Digital Agenda for Europe
A Europe 2020 Initiative

How to build trust in the Digital World?


The underlying logic and functioning of the technologies that fill our life are not understood by most of us; still, we use them, and in doing this we invest "trust". However, when it deals with areas such as health, personal data, or money transfers, it is clear how the creation of trust in users is still a work in progress: the proposal of Directive on network and information security reports that "the 2012 Eurobarometer on Cybersecurity found that 38% of EU internet users are concerned about the safety of online payments and have changed their behaviour because of concerns with security issues: 18% are less likely to buy goods online and 15% are less likely to use online banking"

The creation of a sufficient level of trust remains one of the most important preconditions to guarantee a wide-spread, thriving and sustainable digital economy: the cost for not achieving the full potential of the single market because of mistrust by users has been estimated around EUR 500 billion, or EUR 1000 per citizen.

But how to encourage and build sufficient trust in internet users?
Which are in your opinion the most important factors contributing to the creation of trust?

Certainly, trust shall be achieved at both the technological and the policy level: technology should guarantee sufficient security and privacy-by-design, while the policy level shall properly combine the protection of individual needs, such as freedom, privacy and data protection, and of societal values such as solidarity and security. Also, a reflection on liability or on the procedures and actual feasibility of cybercrimes prosecution is needed in order to devise adequate policy approaches.

As a starter, here the contribution on this topic of the Director of the Secure and Sustainable Society Directorate at DG CONNECT:

34 users have voted.


David Osimo's picture

Mistrust sometimes is well founded. For instance: it is true that we lack any real control over our data, when we deal with service providers. The UK MIDATA initiative is a good example of trying to make clarity on how consumers can control personal data held by third parties. See:
41 users have voted.
Andrew Power's picture

Technology can also enable trust between strangers. Products like Swaptree and eBay which facilitate online trading only work in an environment of trust. Collaboration and trust are built into these systems. They mimic the behaviour that happens face-to-face but on a massive scale. Social networks and real-time technologies replicate a system of bartering, trading and swapping. This happens in our neighbourhood, our schools, our workplaces, and on our Facebook network. Botsman and Rogers call this collaborative consumption. We are moving from passive consumers, to creators, to active collaborators.

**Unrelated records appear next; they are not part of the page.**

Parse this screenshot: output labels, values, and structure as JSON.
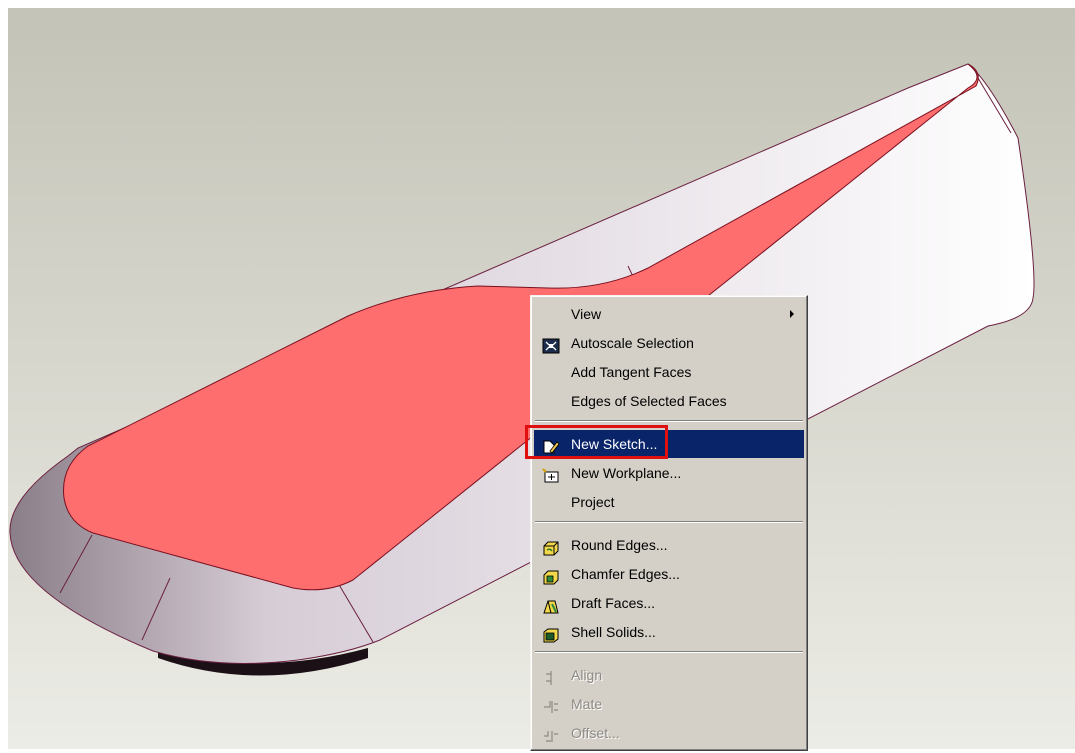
{
  "context_menu": {
    "items": [
      {
        "label": "View",
        "icon": "none",
        "submenu": true
      },
      {
        "label": "Autoscale Selection",
        "icon": "autoscale-icon"
      },
      {
        "label": "Add Tangent Faces",
        "icon": "none"
      },
      {
        "label": "Edges of Selected Faces",
        "icon": "none"
      },
      {
        "label": "New Sketch...",
        "icon": "sketch-pencil-icon",
        "active": true
      },
      {
        "label": "New Workplane...",
        "icon": "workplane-icon"
      },
      {
        "label": "Project",
        "icon": "none"
      },
      {
        "label": "Round Edges...",
        "icon": "round-edges-icon"
      },
      {
        "label": "Chamfer Edges...",
        "icon": "chamfer-edges-icon"
      },
      {
        "label": "Draft Faces...",
        "icon": "draft-faces-icon"
      },
      {
        "label": "Shell Solids...",
        "icon": "shell-solids-icon"
      },
      {
        "label": "Align",
        "icon": "align-icon",
        "disabled": true
      },
      {
        "label": "Mate",
        "icon": "mate-icon",
        "disabled": true
      },
      {
        "label": "Offset...",
        "icon": "offset-icon",
        "disabled": true
      }
    ]
  },
  "colors": {
    "selected_face": "#ff6e6e",
    "menu_background": "#d4d0c8",
    "menu_highlight": "#0a246a",
    "annotation_box": "#e01010"
  }
}
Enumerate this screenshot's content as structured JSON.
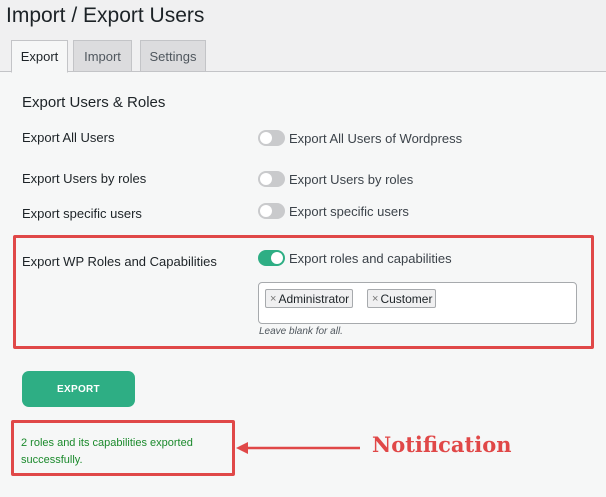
{
  "page": {
    "title": "Import / Export Users"
  },
  "tabs": [
    {
      "label": "Export",
      "active": true
    },
    {
      "label": "Import",
      "active": false
    },
    {
      "label": "Settings",
      "active": false
    }
  ],
  "export": {
    "section_title": "Export Users & Roles",
    "rows": [
      {
        "label": "Export All Users",
        "toggle_label": "Export All Users of Wordpress",
        "on": false
      },
      {
        "label": "Export Users by roles",
        "toggle_label": "Export Users by roles",
        "on": false
      },
      {
        "label": "Export specific users",
        "toggle_label": "Export specific users",
        "on": false
      },
      {
        "label": "Export WP Roles and Capabilities",
        "toggle_label": "Export roles and capabilities",
        "on": true
      }
    ],
    "selected_roles": [
      {
        "label": "Administrator",
        "remove_glyph": "×"
      },
      {
        "label": "Customer",
        "remove_glyph": "×"
      }
    ],
    "hint": "Leave blank for all.",
    "button_label": "EXPORT"
  },
  "notification": {
    "message": "2 roles and its capabilities exported successfully.",
    "annotation": "Notification"
  },
  "colors": {
    "accent": "#2eae84",
    "annotation_red": "#e04848",
    "success_text": "#1b8a2c",
    "toggle_off": "#c9cacc"
  }
}
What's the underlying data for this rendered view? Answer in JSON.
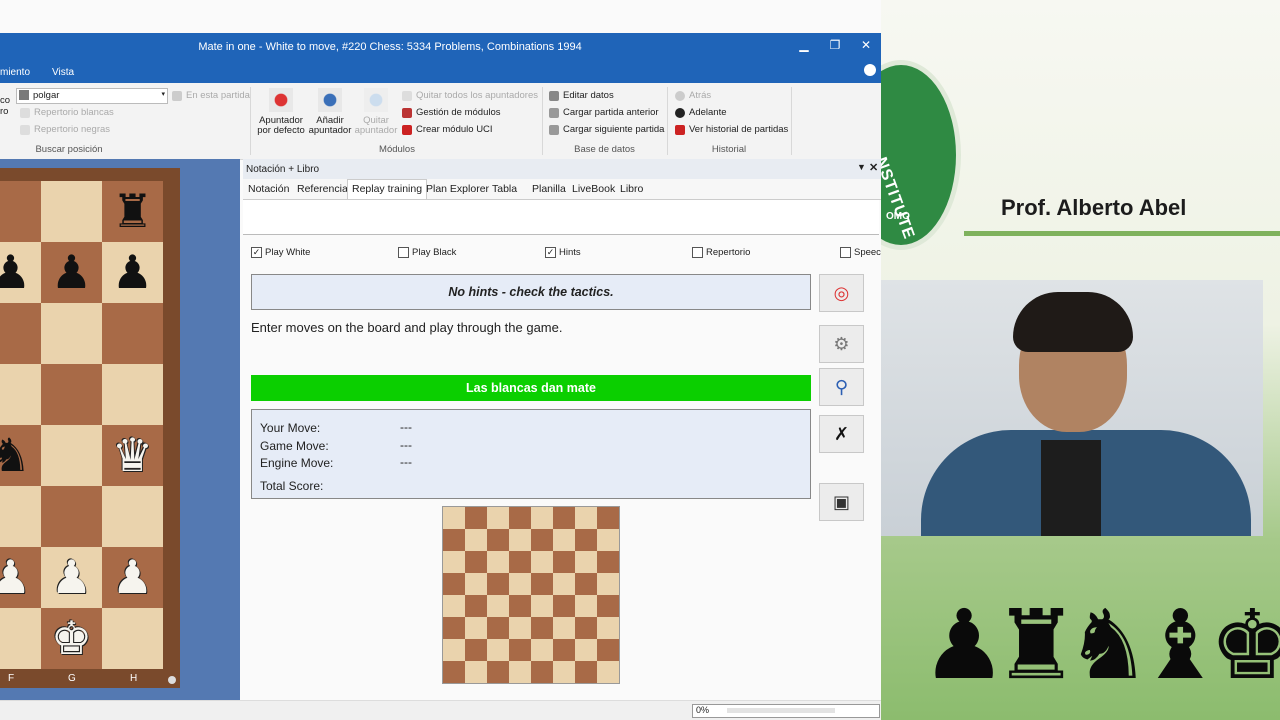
{
  "window": {
    "title": "Mate in one - White to move, #220 Chess: 5334 Problems, Combinations 1994",
    "min_glyph": "▁",
    "max_glyph": "❐",
    "close_glyph": "✕"
  },
  "menu": {
    "items": [
      "miento",
      "Vista"
    ]
  },
  "ribbon": {
    "search_value": "polgar",
    "en_esta_partida": "En esta partida",
    "repertorio_blancas": "Repertorio blancas",
    "repertorio_negras": "Repertorio negras",
    "buscar_posicion": "Buscar posición",
    "left_cut_top": "co",
    "left_cut_bottom": "ro",
    "apuntador_defecto": "Apuntador por defecto",
    "anadir_apuntador": "Añadir apuntador",
    "quitar_apuntador": "Quitar apuntador",
    "quitar_todos": "Quitar todos los apuntadores",
    "gestion_modulos": "Gestión de módulos",
    "crear_modulo": "Crear módulo UCI",
    "modulos": "Módulos",
    "editar_datos": "Editar datos",
    "cargar_anterior": "Cargar partida anterior",
    "cargar_siguiente": "Cargar siguiente partida",
    "base_datos": "Base de datos",
    "atras": "Atrás",
    "adelante": "Adelante",
    "ver_historial": "Ver historial de partidas",
    "historial": "Historial"
  },
  "board": {
    "files": [
      "F",
      "G",
      "H"
    ]
  },
  "panel": {
    "header": "Notación + Libro",
    "tabs": [
      "Notación",
      "Referencia",
      "Replay training",
      "Plan Explorer",
      "Tabla",
      "Planilla",
      "LiveBook",
      "Libro"
    ],
    "active_tab": "Replay training",
    "checkboxes": [
      {
        "label": "Play White",
        "checked": true
      },
      {
        "label": "Play Black",
        "checked": false
      },
      {
        "label": "Hints",
        "checked": true
      },
      {
        "label": "Repertorio",
        "checked": false
      },
      {
        "label": "Speech",
        "checked": false
      }
    ],
    "hint": "No hints - check the tactics.",
    "instruction": "Enter moves on the board and play through the game.",
    "result": "Las blancas dan mate",
    "score": {
      "your_move_label": "Your Move:",
      "your_move": "---",
      "game_move_label": "Game Move:",
      "game_move": "---",
      "engine_move_label": "Engine Move:",
      "engine_move": "---",
      "total_label": "Total Score:"
    }
  },
  "status": {
    "progress_text": "0%",
    "progress": 0
  },
  "video": {
    "presenter": "Prof. Alberto Abel",
    "logo_text": "NSTITUTE",
    "logo_sub": "OMO"
  },
  "colors": {
    "title_blue": "#1f64b8",
    "result_green": "#0bcf00",
    "light_square": "#ead3ad",
    "dark_square": "#a86a47"
  }
}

This is a behaviour we should be comfortable with. Human beings are social by nature; sociologists and psychologists have studied the implications of this for years. As we are increasingly interconnected through social networks this is providing us with opportunities to express this social dimension and to be active in many different communities. The concept of community has grown; social networking has been both supporting and reinforcing this. Younger users are developing networks of trust and confidence in virtual spaces which are informing their behaviour in their communities and informing their sense of the polis.

42 users have voted.
Aljosa Pasic's picture

The link between trust and trustworthiness is often not well understood. While trust is bilateral and always placed in a context, trustworthiness is a property, something that can be determined by e.g. assurance. Today we have many research results that improved stats of the art in security assurance, representation and discovery of security properties, monitoring of machine readible policies etc. However, these research results are still not on the market and the consumer trust is still widely based on the other criteria such as direct or indirect experience, reputations, recomendations etc

30 users have voted.
Margot Bezzi's picture

npasical, thanks for this distinction. But which are the real implication of this term confusion? 

It means for example that when speaking about how to foster, e.g., e-commerce or a number of service, in fact it could be sufficient working on the level of trustworthiness, instead of focussing on a concept of trust that is built elsewhere (experience, reputation) and depend on a number of variables in part out of our control?
29 users have voted.
Margot Bezzi's picture

Thanks for your contribution. What you say is particularly interesting when compared to the statement here below, on the difference between trust and trustworthiness. 

While trustworthiness remains an important condition to comply with, perhaps able to automatically generate trust, we also see how cultural (and thus relative) are the variable influencing the generation of that perhaps with the new generation the problem of trust will/might be significantly reshaped.



31 users have voted.
Antonio Ramos's picture

I think that the proposed EU Directive about security in information systems and networks is a good start point. I mean, it goes for a minimum level of security in all "market operators" (of course, incluid critical infrastructures), it obligues to incident notification and sharing of information between operators and member States and, of course, it includes consequences for those that do pose a risk for the rest of the stakeholders by lowering the level of security.
So, minimum level, sharing information and consequences: a good cocktail for the beginning.

32 users have voted.